King Benjamin. The title didn’t suit him at all, for he was a most unusual king.
Unlike most kings, who lead privileged lives with servants attending to their every need, Benjamin worked in his own fields to grow his own food. Neither did he collect heavy taxes from his “subjects,” because he loved them as brothers and sisters. He chose to rule by setting an example in humility, righteous living, and service; and he strove always to teach his people how to live Heavenly Father’s commandments.
When King Benjamin and his Nephite brethren went to war against the Lamanites to protect the land of Zarahemla, he fought by their sides, wielding the Sword of Laban. After peace was established, he turned his attention once again to teaching his people about their relationship with their Heavenly Father. He also saw that his sons, Mosiah, Helorum, and Helaman, were taught in the language of their forefathers so that they could understand the records and the prophecies engraved on the ancient and precious metal plates that had been preserved down to their own day. He taught them about the importance of the records and about many other things.
When he became old and frail, King Benjamin decided to pass his kingdom on to his son Mosiah (about 124 B.C.). He told Mosiah to make a proclamation throughout the land that “on the morrow I shall proclaim unto this my people out of mine own mouth that thou art a king and a ruler over this people.”
The multitude was so large when the people gathered at the temple the next day—so great was their affection and gratitude for their retiring king—that King Benjamin had a high tower built, making it possible for all to hear his words. By pitching their tents facing the tower, families could hear Benjamin from inside their tents. For those beyond the sound of his voice, he had his words written as he spoke, and copies were made and sent to them.

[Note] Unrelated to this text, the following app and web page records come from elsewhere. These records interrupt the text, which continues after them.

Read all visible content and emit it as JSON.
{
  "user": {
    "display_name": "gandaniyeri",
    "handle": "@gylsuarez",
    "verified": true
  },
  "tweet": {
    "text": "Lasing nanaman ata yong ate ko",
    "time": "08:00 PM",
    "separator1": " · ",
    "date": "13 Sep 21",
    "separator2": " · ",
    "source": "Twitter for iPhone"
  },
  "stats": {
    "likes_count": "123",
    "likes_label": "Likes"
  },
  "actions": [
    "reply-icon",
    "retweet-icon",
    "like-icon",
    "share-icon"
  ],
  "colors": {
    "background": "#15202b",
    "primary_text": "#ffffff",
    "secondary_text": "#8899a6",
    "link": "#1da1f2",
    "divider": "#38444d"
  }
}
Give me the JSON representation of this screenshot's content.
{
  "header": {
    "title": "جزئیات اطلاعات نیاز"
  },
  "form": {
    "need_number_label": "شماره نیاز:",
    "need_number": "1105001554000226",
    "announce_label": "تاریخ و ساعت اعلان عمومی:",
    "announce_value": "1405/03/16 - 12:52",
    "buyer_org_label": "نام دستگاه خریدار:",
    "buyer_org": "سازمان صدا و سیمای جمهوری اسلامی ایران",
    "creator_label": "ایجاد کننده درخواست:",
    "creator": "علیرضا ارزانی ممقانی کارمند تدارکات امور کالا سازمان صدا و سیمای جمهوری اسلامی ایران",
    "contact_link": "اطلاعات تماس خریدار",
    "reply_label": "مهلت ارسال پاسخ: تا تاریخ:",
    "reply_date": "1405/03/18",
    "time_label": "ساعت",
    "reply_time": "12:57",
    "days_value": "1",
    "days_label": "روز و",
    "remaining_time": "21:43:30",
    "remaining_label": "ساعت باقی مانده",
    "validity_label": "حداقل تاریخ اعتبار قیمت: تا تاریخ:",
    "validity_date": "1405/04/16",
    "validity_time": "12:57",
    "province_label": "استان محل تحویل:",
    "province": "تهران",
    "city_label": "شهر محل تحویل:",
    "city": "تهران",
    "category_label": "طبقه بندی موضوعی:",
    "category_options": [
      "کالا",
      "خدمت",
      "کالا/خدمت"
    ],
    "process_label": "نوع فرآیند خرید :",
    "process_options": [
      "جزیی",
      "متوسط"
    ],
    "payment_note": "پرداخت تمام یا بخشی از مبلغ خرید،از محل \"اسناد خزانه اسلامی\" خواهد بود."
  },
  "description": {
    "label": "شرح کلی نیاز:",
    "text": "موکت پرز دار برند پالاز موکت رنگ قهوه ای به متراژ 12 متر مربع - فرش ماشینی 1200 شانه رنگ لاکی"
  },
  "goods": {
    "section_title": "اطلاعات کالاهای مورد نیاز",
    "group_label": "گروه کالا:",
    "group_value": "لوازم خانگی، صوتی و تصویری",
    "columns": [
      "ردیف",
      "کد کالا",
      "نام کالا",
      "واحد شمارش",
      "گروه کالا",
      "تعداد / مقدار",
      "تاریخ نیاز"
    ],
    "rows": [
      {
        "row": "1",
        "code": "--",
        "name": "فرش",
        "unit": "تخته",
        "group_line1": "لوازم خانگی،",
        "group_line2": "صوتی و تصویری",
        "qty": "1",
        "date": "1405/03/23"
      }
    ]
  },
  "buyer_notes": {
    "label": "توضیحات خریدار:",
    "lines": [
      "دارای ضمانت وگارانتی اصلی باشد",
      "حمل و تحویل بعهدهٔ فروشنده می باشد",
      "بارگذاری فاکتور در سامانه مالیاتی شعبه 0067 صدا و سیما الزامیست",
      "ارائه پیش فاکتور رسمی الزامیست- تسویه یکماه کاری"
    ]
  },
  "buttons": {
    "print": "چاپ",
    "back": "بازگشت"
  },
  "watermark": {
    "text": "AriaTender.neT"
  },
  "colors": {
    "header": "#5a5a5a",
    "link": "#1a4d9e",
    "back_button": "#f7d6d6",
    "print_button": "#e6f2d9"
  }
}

Because King Benjamin was anxious that his words be understood, he spoke plainly. He said that he was a mortal man, just as they were, and that he had been privileged to serve them because “when ye are in the service of your fellow beings ye are only in the service of your God.” He pleaded with them to obey the Lord’s commandments and explained that it was He who had created their spirits. He declared that at that very moment Heavenly Father was supporting his frail and trembling body so that he could continue preaching to them.
Next, King Benjamin began to prophesy of things made known to him “by an angel of God.” He told the people the glorious news of the future birth of Jesus Christ; of His ministry and miraculous healings; of His crucifixion, resurrection, and atoning sacrifice as the Saviour of all who would believe in Him, repent, and obey His commandments. King Benjamin ended the prophecy by telling the people of the agony suffered by those who endanger their salvation through their unrighteousness. When he looked around, he saw that the multitude, “had fallen to the earth, for the fear of the Lord had come upon them.”
“… And they all cried aloud with one voice, saying: O have mercy, and apply the atoning blood of Christ that we may receive forgiveness of our sins, and that our hearts may be purified; for we believe in Jesus Christ, …
“And … after they had spoken these words the Spirit of the Lord came upon them, and they were filled with joy, having received a remission of their sins.”
After this demonstration of Heavenly Father’s goodness, King Benjamin encouraged his people to be faithful, to be loving, and to be generous in sharing with the poor, because, he said, “Are we not all beggars? Do we not all depend upon the same Being, even God, for all the substance which we have, for both food and raiment, and for gold, and for silver, and for all the riches which we have of every kind?”
When the people had all pledged their belief in Jesus Christ and had promised to keep the commandments, King Benjamin told them, “Because of the covenant which ye have made ye shall be called the children of Christ. …
“And I would that ye should remember also, that this is the name that … never should be blotted out, except it be through transgression.”
When King Benjamin was through speaking, he thought it wise to compile the names of all those who had made a covenant with the Lord, and he was pleased to discover that every name was listed, except for those of small children.
Benjamin died three years after Mosiah began to reign, and Mosiah tilled the earth as his father had and did “that which his father had done in all things.”